┌─ Input records
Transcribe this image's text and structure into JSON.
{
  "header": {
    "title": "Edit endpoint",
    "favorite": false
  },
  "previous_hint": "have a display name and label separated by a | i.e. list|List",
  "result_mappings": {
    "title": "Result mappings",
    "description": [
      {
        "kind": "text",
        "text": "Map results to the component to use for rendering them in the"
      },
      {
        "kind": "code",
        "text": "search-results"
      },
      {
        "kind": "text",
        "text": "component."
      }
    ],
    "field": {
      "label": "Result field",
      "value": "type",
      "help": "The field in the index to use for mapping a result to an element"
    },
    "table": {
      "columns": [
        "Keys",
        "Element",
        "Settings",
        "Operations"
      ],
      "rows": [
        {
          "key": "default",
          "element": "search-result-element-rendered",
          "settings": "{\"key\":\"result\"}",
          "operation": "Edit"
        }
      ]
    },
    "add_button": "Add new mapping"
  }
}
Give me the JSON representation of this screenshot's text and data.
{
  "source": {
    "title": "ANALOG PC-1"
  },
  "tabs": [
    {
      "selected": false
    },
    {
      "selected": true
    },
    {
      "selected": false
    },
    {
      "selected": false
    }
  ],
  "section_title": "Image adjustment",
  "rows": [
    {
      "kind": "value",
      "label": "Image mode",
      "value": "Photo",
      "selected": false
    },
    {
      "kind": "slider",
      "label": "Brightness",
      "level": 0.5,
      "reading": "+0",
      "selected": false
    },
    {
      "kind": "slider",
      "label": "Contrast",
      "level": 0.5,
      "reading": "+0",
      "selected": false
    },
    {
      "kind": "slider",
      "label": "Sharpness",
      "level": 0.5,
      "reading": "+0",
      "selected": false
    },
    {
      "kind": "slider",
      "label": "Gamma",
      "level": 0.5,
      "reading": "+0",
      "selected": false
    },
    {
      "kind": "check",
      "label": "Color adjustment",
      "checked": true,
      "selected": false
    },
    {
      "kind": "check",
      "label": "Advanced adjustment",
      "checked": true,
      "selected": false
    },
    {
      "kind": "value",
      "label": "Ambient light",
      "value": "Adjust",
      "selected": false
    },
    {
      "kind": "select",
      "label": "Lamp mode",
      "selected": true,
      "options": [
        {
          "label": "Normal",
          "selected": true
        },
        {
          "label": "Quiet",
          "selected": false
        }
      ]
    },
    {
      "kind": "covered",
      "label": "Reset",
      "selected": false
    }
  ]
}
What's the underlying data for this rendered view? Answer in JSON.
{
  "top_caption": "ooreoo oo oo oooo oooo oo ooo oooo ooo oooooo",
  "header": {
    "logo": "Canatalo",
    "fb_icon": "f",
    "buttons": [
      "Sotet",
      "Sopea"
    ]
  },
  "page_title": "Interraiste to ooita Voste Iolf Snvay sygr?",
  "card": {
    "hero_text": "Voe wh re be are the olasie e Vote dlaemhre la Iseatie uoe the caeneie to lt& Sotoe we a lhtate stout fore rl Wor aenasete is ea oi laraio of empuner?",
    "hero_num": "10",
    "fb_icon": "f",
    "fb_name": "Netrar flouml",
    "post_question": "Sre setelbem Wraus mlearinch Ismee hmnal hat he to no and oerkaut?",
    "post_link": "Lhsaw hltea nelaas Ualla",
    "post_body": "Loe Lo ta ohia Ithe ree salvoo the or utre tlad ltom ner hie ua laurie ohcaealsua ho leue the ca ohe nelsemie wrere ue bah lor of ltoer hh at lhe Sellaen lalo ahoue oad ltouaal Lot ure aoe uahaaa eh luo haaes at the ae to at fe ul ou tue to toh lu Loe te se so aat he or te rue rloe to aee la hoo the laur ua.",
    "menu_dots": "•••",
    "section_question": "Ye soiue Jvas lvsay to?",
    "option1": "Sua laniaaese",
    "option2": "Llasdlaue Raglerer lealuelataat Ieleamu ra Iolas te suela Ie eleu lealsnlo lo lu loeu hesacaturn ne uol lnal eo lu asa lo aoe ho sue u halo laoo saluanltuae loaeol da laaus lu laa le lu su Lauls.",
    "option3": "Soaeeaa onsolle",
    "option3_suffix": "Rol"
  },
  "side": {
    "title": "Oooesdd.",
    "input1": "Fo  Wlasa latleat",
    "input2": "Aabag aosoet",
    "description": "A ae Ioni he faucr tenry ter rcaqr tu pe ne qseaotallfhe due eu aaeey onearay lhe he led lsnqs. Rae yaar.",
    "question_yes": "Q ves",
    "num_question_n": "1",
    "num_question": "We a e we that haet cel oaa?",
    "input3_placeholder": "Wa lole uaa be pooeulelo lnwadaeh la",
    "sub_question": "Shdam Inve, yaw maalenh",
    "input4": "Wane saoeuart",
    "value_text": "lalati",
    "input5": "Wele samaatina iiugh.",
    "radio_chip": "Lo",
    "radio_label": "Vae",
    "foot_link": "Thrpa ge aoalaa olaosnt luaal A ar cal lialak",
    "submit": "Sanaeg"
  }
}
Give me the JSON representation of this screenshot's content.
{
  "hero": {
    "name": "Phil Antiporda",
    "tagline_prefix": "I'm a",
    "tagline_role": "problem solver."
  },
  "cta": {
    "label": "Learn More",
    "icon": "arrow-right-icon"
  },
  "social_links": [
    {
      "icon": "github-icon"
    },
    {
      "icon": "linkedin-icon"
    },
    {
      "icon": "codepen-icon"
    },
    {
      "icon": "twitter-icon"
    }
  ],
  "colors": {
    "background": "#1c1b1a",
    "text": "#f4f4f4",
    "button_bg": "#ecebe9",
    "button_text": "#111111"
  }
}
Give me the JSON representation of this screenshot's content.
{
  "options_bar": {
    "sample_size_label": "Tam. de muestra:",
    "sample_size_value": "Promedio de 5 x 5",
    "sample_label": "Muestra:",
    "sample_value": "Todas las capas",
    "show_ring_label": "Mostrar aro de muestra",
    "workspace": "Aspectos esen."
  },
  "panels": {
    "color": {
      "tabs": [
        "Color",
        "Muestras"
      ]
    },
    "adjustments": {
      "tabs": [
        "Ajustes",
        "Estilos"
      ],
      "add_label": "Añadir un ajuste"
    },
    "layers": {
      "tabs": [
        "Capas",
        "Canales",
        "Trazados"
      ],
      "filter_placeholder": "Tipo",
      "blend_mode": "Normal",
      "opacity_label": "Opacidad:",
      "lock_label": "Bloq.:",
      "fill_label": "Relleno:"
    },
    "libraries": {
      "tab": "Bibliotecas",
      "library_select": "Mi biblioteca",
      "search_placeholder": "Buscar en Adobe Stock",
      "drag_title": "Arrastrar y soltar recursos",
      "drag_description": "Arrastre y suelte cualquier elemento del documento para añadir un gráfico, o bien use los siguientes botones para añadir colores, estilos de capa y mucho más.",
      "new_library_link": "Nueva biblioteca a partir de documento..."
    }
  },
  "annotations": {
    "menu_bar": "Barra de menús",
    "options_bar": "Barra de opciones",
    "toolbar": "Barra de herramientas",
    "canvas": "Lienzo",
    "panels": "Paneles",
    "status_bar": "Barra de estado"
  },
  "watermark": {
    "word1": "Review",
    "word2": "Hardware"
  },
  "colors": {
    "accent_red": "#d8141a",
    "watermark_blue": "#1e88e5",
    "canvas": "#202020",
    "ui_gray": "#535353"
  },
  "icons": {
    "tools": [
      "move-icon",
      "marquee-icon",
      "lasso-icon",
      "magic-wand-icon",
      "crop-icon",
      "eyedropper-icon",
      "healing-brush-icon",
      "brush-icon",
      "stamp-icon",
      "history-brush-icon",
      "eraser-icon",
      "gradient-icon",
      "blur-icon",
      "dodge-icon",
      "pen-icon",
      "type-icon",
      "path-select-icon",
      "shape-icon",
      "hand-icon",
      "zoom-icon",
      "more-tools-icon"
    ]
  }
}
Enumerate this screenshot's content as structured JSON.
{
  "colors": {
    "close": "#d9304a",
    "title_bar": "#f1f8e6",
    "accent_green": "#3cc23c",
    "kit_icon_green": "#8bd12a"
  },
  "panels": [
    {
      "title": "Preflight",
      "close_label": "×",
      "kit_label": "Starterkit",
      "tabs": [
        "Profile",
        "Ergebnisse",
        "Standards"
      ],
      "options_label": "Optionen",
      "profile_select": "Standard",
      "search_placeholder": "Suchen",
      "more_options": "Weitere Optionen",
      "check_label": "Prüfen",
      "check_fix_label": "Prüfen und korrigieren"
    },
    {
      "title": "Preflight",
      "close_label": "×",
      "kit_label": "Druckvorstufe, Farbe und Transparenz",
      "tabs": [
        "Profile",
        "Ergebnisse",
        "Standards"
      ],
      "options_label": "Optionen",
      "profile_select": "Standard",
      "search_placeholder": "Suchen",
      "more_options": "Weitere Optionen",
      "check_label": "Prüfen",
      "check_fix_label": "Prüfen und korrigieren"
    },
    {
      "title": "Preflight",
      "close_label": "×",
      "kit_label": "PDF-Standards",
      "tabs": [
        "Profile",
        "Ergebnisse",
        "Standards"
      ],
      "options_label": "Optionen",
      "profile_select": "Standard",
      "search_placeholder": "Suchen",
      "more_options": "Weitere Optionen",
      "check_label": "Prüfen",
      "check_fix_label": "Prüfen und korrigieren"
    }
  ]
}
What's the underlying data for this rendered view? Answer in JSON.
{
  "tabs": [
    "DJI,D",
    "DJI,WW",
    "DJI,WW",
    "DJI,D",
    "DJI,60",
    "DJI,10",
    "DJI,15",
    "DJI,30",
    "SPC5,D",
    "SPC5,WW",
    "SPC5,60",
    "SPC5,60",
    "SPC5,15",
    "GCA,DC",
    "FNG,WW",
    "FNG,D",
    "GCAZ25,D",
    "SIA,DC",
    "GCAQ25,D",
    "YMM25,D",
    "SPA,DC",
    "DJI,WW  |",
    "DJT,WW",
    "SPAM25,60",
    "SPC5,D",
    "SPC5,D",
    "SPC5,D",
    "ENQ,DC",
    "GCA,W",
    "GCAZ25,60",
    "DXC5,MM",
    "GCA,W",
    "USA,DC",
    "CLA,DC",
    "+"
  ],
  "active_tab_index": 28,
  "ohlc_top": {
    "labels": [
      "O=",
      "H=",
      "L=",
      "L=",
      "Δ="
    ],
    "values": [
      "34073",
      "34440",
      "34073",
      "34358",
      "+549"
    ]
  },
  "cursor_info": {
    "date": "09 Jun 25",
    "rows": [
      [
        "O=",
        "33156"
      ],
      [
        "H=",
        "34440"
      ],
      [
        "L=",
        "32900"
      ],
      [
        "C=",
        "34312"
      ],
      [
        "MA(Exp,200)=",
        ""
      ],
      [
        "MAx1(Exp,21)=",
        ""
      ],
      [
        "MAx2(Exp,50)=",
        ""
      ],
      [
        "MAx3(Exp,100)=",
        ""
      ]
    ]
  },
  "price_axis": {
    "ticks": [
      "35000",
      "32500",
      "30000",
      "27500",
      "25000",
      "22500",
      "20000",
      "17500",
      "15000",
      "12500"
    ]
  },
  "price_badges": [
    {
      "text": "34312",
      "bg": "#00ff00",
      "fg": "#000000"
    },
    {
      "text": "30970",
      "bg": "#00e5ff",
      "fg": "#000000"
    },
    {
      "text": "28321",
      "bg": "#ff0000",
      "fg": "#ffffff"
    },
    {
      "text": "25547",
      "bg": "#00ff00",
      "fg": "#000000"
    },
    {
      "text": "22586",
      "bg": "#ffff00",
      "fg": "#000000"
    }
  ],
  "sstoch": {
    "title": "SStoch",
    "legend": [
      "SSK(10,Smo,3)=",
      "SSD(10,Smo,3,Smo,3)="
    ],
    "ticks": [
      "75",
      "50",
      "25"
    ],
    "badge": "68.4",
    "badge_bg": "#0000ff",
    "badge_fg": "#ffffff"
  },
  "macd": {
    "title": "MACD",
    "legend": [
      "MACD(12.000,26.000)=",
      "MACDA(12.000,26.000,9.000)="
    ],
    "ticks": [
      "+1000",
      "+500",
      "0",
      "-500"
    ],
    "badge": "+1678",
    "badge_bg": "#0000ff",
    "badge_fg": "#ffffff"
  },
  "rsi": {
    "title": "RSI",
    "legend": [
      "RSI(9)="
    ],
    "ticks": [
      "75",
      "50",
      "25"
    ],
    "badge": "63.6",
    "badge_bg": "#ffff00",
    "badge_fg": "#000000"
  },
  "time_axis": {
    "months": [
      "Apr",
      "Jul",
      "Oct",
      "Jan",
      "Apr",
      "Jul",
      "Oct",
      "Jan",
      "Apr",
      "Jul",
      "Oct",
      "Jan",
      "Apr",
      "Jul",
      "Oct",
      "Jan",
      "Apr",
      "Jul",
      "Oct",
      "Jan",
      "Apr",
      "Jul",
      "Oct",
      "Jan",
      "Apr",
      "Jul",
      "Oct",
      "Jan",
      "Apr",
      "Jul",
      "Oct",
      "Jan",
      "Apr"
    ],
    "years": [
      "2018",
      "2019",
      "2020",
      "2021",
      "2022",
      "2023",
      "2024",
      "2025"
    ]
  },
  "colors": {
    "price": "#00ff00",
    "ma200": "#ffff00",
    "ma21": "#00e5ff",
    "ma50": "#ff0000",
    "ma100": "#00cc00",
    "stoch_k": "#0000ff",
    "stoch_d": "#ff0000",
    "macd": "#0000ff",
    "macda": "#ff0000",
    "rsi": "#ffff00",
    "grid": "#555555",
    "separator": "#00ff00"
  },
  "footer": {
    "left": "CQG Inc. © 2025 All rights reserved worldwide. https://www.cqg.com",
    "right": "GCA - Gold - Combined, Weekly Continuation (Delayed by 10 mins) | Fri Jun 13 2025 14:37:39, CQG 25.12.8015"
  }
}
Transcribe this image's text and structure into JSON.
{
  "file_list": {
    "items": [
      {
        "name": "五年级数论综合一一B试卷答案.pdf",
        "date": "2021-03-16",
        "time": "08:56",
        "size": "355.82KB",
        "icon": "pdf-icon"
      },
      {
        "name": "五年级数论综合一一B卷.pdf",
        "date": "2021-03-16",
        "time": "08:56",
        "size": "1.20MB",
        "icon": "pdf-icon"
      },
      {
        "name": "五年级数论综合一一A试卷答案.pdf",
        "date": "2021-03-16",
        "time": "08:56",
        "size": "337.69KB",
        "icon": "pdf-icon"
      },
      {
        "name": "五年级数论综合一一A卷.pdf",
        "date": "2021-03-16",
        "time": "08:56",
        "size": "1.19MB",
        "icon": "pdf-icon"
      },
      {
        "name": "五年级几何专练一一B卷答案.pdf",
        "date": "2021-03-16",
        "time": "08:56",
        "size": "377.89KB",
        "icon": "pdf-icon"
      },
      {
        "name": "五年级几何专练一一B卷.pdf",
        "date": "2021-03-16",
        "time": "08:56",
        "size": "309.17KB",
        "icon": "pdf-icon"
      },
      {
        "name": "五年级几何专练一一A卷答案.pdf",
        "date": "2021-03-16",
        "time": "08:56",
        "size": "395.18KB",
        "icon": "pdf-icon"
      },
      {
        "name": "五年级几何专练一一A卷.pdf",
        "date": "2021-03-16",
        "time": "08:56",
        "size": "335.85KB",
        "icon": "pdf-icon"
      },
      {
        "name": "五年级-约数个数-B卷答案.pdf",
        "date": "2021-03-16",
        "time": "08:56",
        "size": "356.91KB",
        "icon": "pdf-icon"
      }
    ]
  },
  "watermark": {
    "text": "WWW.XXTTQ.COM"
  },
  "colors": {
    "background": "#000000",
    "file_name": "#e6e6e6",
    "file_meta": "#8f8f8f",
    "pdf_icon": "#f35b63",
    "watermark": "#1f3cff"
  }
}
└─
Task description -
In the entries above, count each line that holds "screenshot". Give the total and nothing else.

Exercise answer -
4